The Holy See has loaded the brethren and sisters of the Third Order with many spiritual favors, and has granted them many privileges and indulgences, and has given to them a participation in all the merits which are gained in the other two Orders. What is singular is, that shortly after its institution, congregations of Tertiaries were formed, in which they lived in community of property, making the three vows of poverty, chastity, and obedience, and practicing the works of mercy; and that the Sovereign Pontiff raised them to a religious body.
Thus, besides the secular Third Order, there is now a religious one, of both sexes, which Pope Leo X confirmed and extended by his Bull, dated 28th of January, 1521, in which he abridged the rule and adapted it to the observances of the religious state.

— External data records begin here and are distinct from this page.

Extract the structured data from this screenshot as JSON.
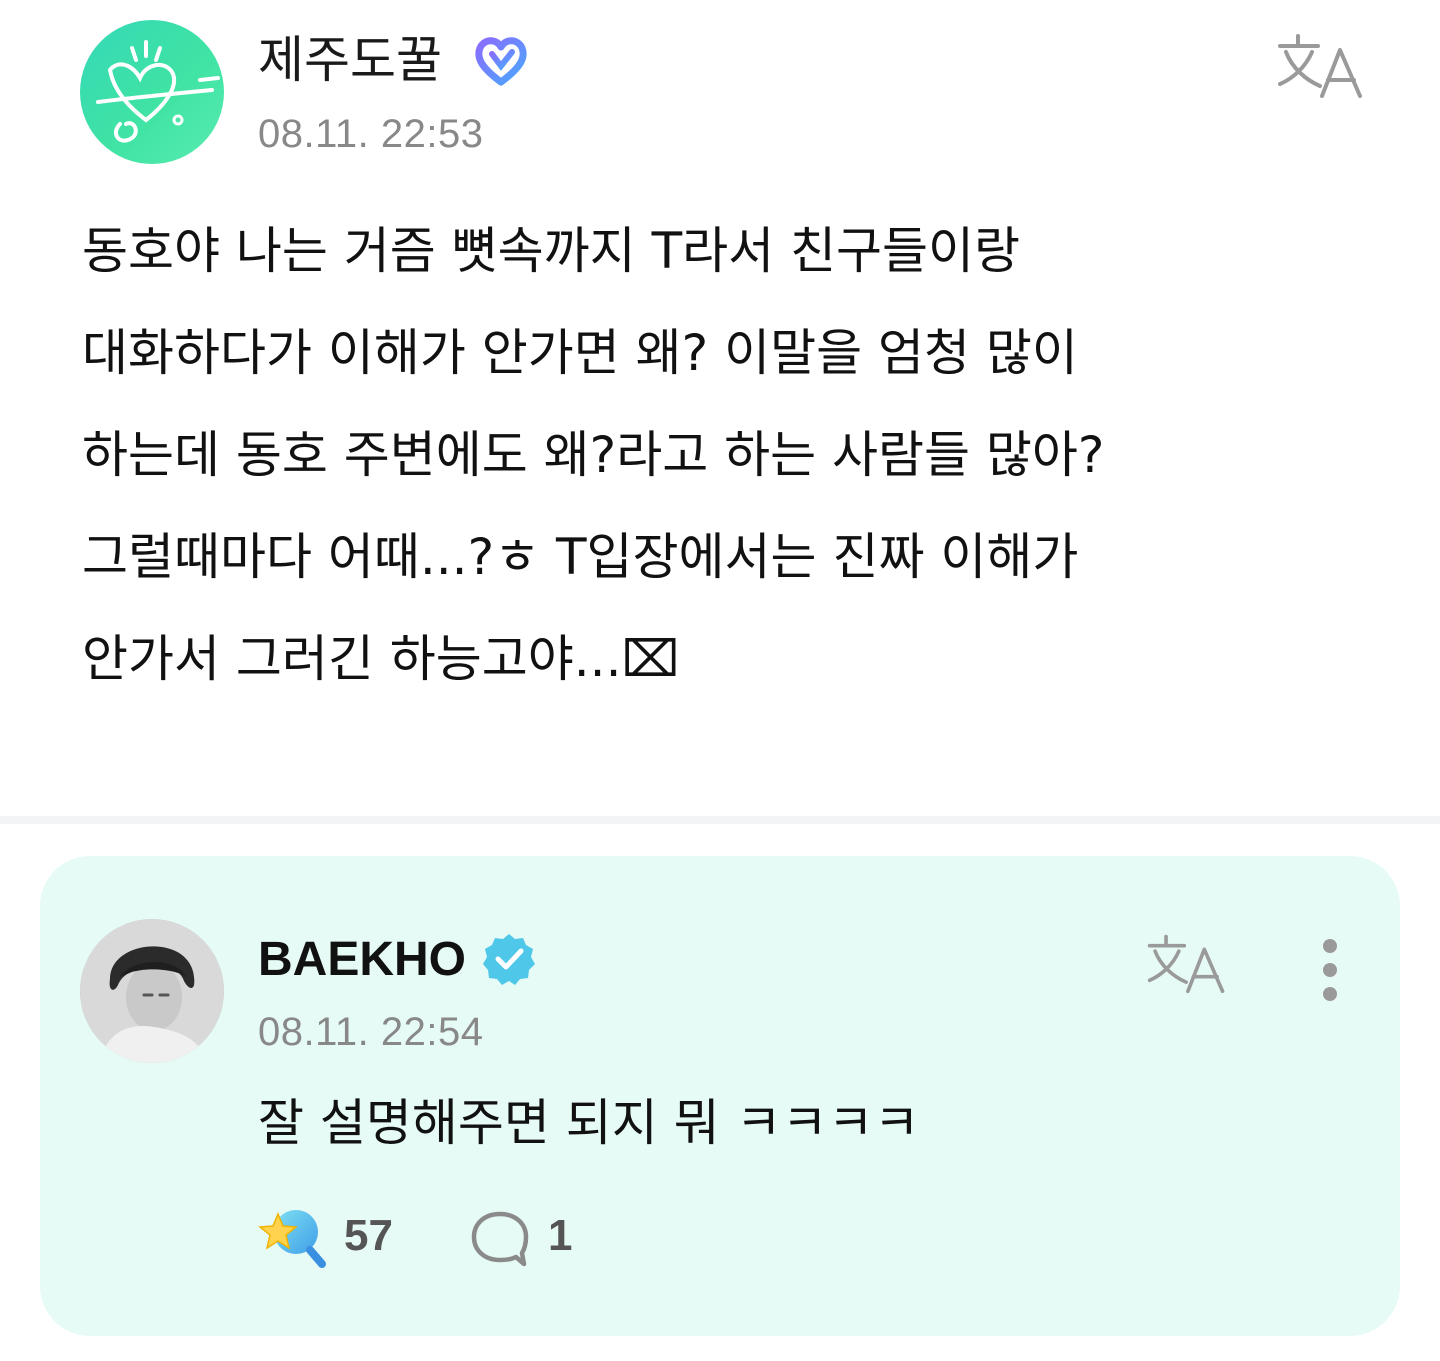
{
  "post": {
    "author_name": "제주도꿀",
    "badge_icon": "fan-heart-badge-icon",
    "timestamp": "08.11. 22:53",
    "translate_icon": "translate-icon",
    "body": "동호야 나는 거즘 뼛속까지 T라서 친구들이랑\n대화하다가 이해가 안가면 왜? 이말을 엄청 많이\n하는데 동호 주변에도 왜?라고 하는 사람들 많아?\n그럴때마다 어때...?ㅎ T입장에서는 진짜 이해가\n안가서 그러긴 하능고야...⌧"
  },
  "reply": {
    "author_name": "BAEKHO",
    "badge_icon": "verified-icon",
    "timestamp": "08.11. 22:54",
    "translate_icon": "translate-icon",
    "more_icon": "more-vertical-icon",
    "body": "잘 설명해주면 되지 뭐 ㅋㅋㅋㅋ",
    "like_count": "57",
    "comment_count": "1"
  },
  "colors": {
    "card_background": "#e6fbf6",
    "fan_avatar": "#3fe3a3",
    "verified": "#4fc7e8",
    "fan_badge_gradient": [
      "#8a6cff",
      "#4aa8ff"
    ],
    "muted_text": "#888888"
  }
}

St. Elizabeth of Hungary, being a widow, joined the three vows of religion to the profession of the Third Order of St. Francis, three years after the death of the blessed Patriarch, which makes her to be justly considered as the mother of the religious of both sexes of the Third Order, since she was the first Tertiary who took these solemn vows.

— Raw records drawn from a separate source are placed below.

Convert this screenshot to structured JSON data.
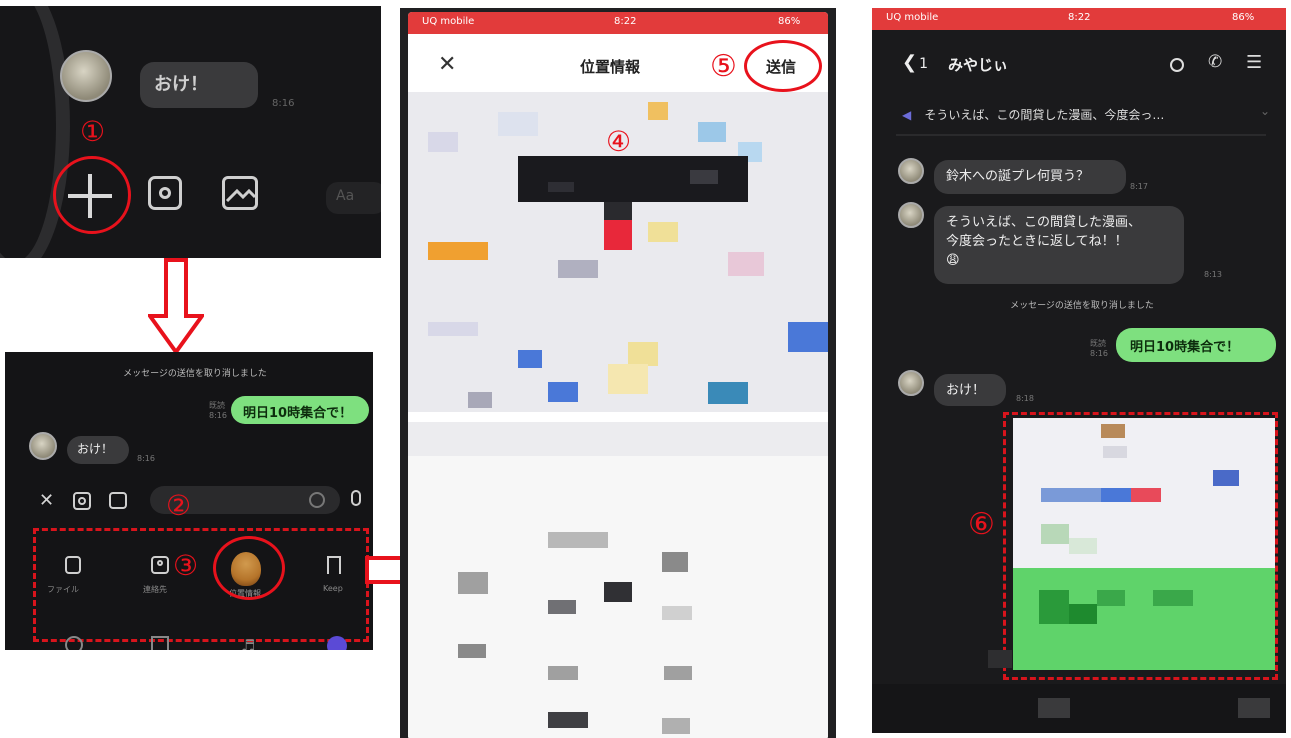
{
  "markers": {
    "m1": "①",
    "m2": "②",
    "m3": "③",
    "m4": "④",
    "m5": "⑤",
    "m6": "⑥"
  },
  "panel1": {
    "message": "おけ！"
  },
  "panel2": {
    "system_notice": "メッセージの送信を取り消しました",
    "sent_message": "明日10時集合で！",
    "received_message": "おけ！",
    "menu": [
      "ファイル",
      "連絡先",
      "位置情報",
      "Keep"
    ]
  },
  "panel3": {
    "title": "位置情報",
    "send_button": "送信",
    "status": {
      "carrier": "UQ mobile",
      "time": "8:22",
      "battery": "86%"
    }
  },
  "panel4": {
    "status": {
      "carrier": "UQ mobile",
      "time": "8:22",
      "battery": "86%"
    },
    "back_count": "1",
    "chat_name": "みやじぃ",
    "announcement": "そういえば、この間貸した漫画、今度会っ…",
    "messages": {
      "m1": "鈴木への誕プレ何買う？",
      "m2_line1": "そういえば、この間貸した漫画、",
      "m2_line2": "今度会ったときに返してね！！",
      "m2_emoji": "😩",
      "system": "メッセージの送信を取り消しました",
      "sent": "明日10時集合で！",
      "reply": "おけ！"
    }
  },
  "colors": {
    "accent_red": "#e8121c",
    "line_green": "#7ee07f",
    "dark_bg": "#1b1b1d"
  }
}
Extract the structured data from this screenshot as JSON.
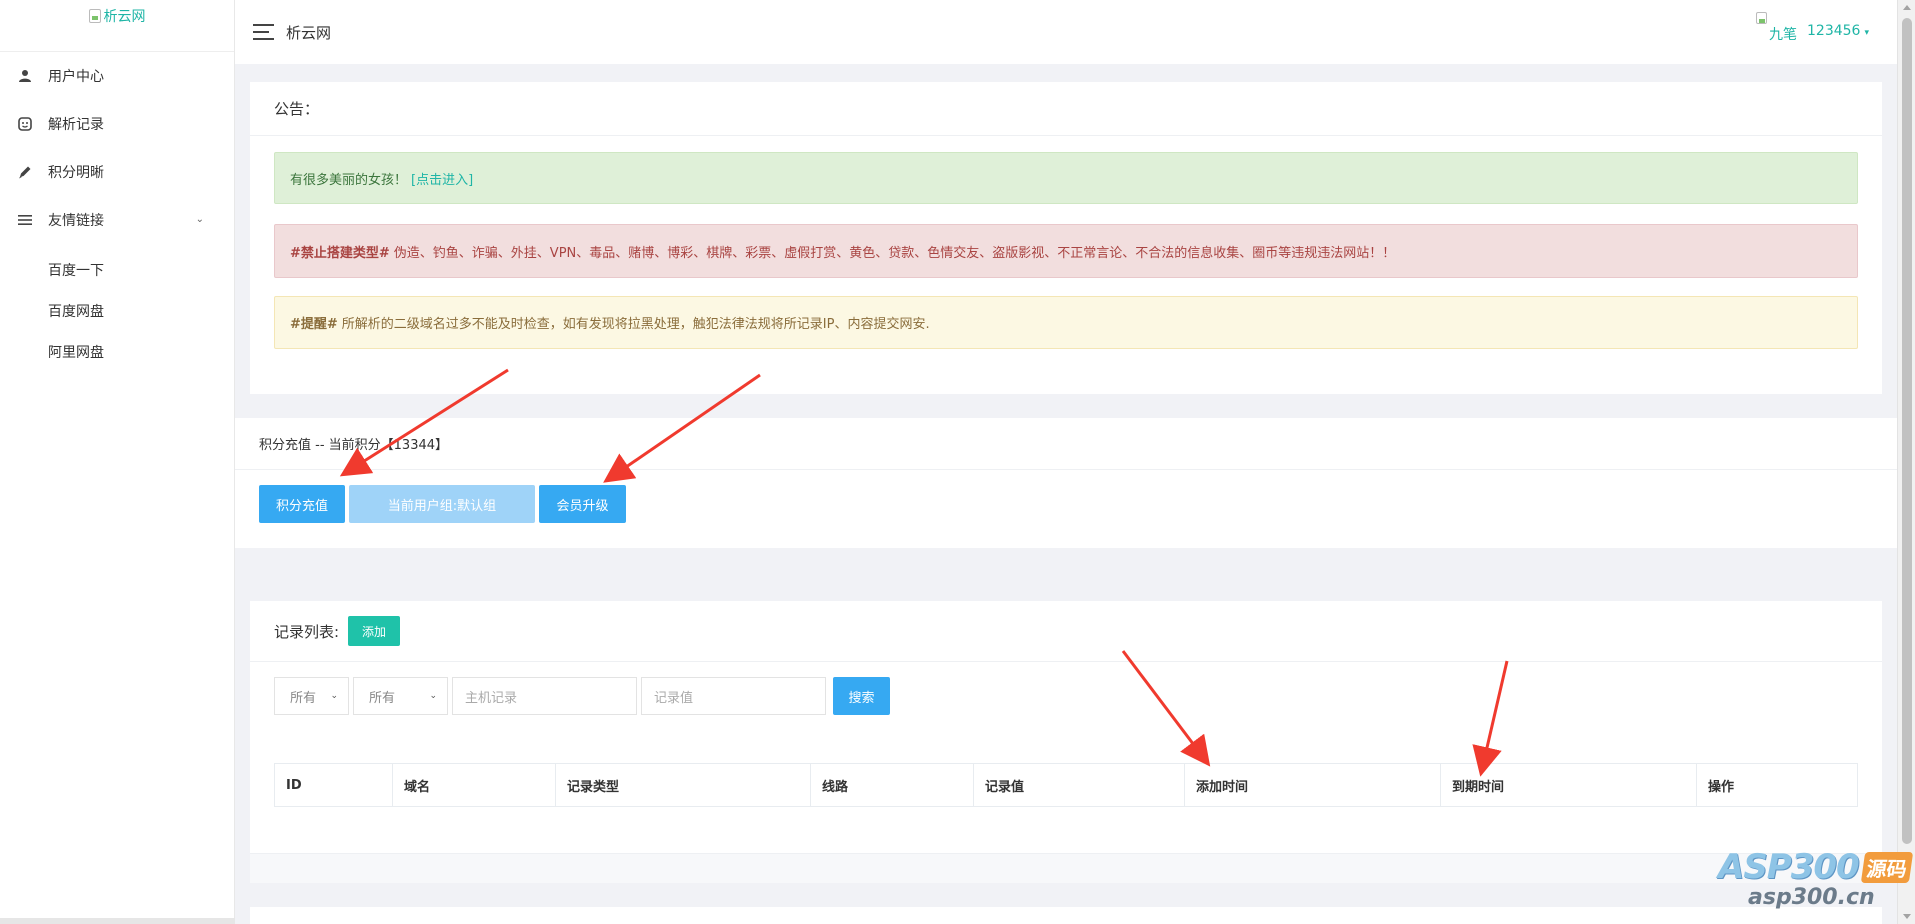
{
  "sidebar": {
    "logo_alt": "析云网",
    "items": [
      {
        "label": "用户中心",
        "icon": "user-icon"
      },
      {
        "label": "解析记录",
        "icon": "record-icon"
      },
      {
        "label": "积分明晰",
        "icon": "pen-icon"
      },
      {
        "label": "友情链接",
        "icon": "menu-icon"
      }
    ],
    "links": [
      "百度一下",
      "百度网盘",
      "阿里网盘"
    ]
  },
  "header": {
    "title": "析云网",
    "user_name": "九笔",
    "user_id": "123456"
  },
  "notice": {
    "title": "公告：",
    "success_text": "有很多美丽的女孩！",
    "success_link": "[点击进入]",
    "danger_tag": "#禁止搭建类型#",
    "danger_text": "伪造、钓鱼、诈骗、外挂、VPN、毒品、赌博、博彩、棋牌、彩票、虚假打赏、黄色、贷款、色情交友、盗版影视、不正常言论、不合法的信息收集、圈币等违规违法网站！！",
    "warning_tag": "#提醒#",
    "warning_text": "所解析的二级域名过多不能及时检查，如有发现将拉黑处理，触犯法律法规将所记录IP、内容提交网安."
  },
  "points": {
    "title": "积分充值 -- 当前积分【13344】",
    "recharge_button": "积分充值",
    "group_button": "当前用户组:默认组",
    "upgrade_button": "会员升级"
  },
  "records": {
    "title": "记录列表:",
    "add_button": "添加",
    "filter1": "所有",
    "filter2": "所有",
    "host_placeholder": "主机记录",
    "value_placeholder": "记录值",
    "search_button": "搜索",
    "columns": [
      "ID",
      "域名",
      "记录类型",
      "线路",
      "记录值",
      "添加时间",
      "到期时间",
      "操作"
    ]
  },
  "watermark": {
    "brand": "ASP300",
    "tag": "源码",
    "url": "asp300.cn"
  },
  "colors": {
    "accent": "#1fb5a6",
    "primary": "#36a9f2",
    "arrow": "#f03a2e"
  }
}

Lucchesio and his wife, who were the first Tertiaries whom St. Francis received, acquired by the exercise of prayer and good works, a holiness which God honored by many miracles during their life and after their death; but the wife was sanctified by the husband. Although she had embraced, after his example, the state of piety, she continued to disapprove the great donations of alms which he made, and to prevent them as much as was in her power, in consequence of that spirit of avarice and self-interest, which constantly induces such tempers to fear that they shall come to want.
One day, Lucchesio having given all the bread that was in his house to the poor, he begged his wife to give something to others who followed. She flew into a passion, like the wife of Tobias; and having reproached him with the care he took of strangers to the prejudice of those of his own household, she said that it was quite plain that his fasts and watchings had disordered his brain. The husband, as patient as he was charitable, was not irritated by these reproaches, but quietly requested his wife to look into the place where the bread was kept, thinking of Him, who by His power had satiated several thousand persons with a few loaves and fishes. She did so, and found a large quantity of fresh bread, sufficient to supply the wants of all the poor.
This miracle had such an effect upon her, that from that time forward, he had no occasion to exhort her to the performance of works of mercy; both husband and wife gave themselves up to them with emulation, and devoted themselves to them until their deaths. The husband’s charity shows us that almsgiving does not impoverish; but that, on the contrary, God increases, even sometimes by miracles, the property of such as give liberally; and the conversion of Lucchesio’s wife shows that the spirit of interest and avarice, covered by pretense of economy, renders piety false and deceitful.